Jamshed achieved the feat in the space of nine months. His maiden hundred came in March 2012 in Dhaka in the Asia Cup, a 104-ball 112 which was also the backbone of a 224-run opening stand with Hafeez. The knock went in vain as India clinched the match on the back of a brilliant 183 by Virat Kohli, but Jamshed had served notice.

Then, in the series in India, the dominant home side was expected to start as favourite, but not in the eyes of Jamshed. He stroked 101 off 132 balls as Pakistan upset the hosts in Chennai. In the second ODI at Kolkata’s iconic Eden Gardens, Jamshed smashed a 124-ball 106, adding 141 for the opening wicket with Hafeez to set up a series clinching win for Pakistan.

Misbah-ul Haq and MS Dhoni, the rival captains in that series, had been all praise for Jamshed.

“Jamshed has superb temperament and can play a long innings. He is an exceptional talent and is a good prospect for Pakistan,” said Misbah after the series was sealed in the second ODI.

Dhoni also admired Jamshed’s abilities. “It is important for a batsman when he gets a start to stay for long and allow the team to play around him,” said the then Indian captain. “That is what he has done. He took calculated risks and batted with good composure.”

Jamshed had also found another admirer in Aamir Sohail, the former Pakistan captain and himself a left-hand opening batsman. “Jamshed is an injury-prone guy but is an exceptional talent. I am really very pleased with him,” Sohail had said at that time. “We are very lucky to have him in the team. It is good to see him fulfilling the expectations that we all have from him.”

Pakistan finally seemed to have unearthed a star after a number of years, and that too thanks to his exploits in India.

But even, then there were murmurs of his possible involvement in the Bangladesh Premier League (BPL) spot-fixing scandal. Jamshed’s name cropped up when his mobile number and bank details were allegedly found with an alleged bookie arrested in Dhaka.

Jamshed had been famously jailed for a day after he was found cheating while appearing for his ninth class English exam. He could thereby never fulfil his desire to learn to speak English.

He has desires galore, but he has never learnt his lessons well. That sums up his fall from grace.

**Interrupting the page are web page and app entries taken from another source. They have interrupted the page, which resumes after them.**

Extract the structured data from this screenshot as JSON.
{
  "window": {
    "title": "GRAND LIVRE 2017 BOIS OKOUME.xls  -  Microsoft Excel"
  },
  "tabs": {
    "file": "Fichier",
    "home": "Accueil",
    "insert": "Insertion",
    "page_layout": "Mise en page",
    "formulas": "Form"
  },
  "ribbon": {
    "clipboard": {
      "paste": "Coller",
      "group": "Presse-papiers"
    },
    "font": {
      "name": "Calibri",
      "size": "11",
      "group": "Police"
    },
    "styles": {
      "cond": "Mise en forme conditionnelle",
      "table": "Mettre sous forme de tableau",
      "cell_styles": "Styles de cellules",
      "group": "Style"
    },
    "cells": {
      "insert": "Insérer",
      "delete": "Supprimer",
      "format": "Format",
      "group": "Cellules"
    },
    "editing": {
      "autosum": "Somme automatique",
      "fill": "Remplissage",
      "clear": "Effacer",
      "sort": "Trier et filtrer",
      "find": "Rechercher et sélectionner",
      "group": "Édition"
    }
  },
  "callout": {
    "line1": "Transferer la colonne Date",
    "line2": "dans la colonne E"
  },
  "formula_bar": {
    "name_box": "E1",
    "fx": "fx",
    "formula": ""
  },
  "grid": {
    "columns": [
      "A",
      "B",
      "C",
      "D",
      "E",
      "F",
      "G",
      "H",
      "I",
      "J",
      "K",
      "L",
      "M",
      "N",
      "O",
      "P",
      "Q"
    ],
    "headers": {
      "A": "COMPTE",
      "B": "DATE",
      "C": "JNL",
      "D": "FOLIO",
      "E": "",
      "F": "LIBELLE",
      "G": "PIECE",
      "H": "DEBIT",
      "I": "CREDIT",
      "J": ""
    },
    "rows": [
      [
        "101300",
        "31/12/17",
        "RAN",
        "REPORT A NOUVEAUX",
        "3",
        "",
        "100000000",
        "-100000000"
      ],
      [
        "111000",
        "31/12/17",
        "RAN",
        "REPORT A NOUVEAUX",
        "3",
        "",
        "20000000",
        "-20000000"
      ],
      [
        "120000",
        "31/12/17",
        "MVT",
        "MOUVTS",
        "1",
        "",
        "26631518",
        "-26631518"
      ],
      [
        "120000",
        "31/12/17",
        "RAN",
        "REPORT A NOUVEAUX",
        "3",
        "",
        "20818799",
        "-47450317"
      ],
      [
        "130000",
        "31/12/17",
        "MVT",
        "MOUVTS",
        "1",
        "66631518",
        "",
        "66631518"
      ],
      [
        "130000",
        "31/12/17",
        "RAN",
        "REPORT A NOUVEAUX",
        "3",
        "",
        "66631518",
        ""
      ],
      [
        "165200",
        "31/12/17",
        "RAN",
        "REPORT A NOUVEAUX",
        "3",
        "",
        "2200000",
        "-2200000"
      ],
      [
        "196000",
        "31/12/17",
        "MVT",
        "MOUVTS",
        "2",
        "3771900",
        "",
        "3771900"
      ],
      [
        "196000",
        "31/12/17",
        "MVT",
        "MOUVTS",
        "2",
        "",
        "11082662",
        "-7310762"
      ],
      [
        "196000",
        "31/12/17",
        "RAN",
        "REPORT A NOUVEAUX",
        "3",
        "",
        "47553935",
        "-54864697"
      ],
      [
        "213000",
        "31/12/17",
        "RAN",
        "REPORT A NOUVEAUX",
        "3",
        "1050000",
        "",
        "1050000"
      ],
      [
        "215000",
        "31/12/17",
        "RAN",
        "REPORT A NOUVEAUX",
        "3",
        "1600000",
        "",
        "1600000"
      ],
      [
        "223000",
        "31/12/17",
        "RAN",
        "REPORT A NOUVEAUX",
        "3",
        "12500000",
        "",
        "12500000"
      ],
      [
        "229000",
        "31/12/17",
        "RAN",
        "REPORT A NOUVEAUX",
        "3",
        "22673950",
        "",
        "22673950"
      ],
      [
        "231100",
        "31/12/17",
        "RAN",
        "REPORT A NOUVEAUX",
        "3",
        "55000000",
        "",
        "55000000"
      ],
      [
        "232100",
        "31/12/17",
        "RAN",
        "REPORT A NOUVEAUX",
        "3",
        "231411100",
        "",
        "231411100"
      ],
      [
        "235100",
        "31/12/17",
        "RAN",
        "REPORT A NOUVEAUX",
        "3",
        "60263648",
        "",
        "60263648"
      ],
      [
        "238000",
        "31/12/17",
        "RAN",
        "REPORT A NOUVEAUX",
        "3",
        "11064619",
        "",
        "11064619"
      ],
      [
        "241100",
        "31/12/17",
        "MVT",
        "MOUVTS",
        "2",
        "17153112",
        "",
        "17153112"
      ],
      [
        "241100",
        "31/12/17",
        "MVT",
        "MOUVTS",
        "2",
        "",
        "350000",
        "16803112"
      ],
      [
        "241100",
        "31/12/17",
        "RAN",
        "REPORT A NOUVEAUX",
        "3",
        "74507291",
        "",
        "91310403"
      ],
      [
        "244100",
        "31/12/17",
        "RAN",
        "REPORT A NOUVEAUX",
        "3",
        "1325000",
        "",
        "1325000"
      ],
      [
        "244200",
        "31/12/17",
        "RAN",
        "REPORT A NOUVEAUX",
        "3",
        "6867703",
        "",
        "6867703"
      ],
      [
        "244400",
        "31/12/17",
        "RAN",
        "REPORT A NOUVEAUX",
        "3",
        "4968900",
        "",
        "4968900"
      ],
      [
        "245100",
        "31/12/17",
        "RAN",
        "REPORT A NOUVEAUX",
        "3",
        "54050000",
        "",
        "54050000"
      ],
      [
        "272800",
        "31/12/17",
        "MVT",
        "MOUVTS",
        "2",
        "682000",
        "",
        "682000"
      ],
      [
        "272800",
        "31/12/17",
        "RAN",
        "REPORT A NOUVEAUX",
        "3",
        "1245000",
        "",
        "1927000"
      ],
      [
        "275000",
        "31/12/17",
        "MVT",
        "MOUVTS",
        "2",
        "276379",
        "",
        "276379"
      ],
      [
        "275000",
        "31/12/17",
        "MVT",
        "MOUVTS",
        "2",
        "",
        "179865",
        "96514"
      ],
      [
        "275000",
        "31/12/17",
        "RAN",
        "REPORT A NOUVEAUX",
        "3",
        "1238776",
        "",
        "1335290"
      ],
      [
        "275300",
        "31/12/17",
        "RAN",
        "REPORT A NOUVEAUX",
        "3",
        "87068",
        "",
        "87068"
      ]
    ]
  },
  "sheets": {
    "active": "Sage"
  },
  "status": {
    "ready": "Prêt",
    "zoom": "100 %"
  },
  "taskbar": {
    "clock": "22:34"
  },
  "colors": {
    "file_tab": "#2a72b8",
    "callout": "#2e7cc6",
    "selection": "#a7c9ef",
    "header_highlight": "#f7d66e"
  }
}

Jamshed’s name can now safely be added to the list of Pakistan players who have promised much, but have almost always flattered to deceive.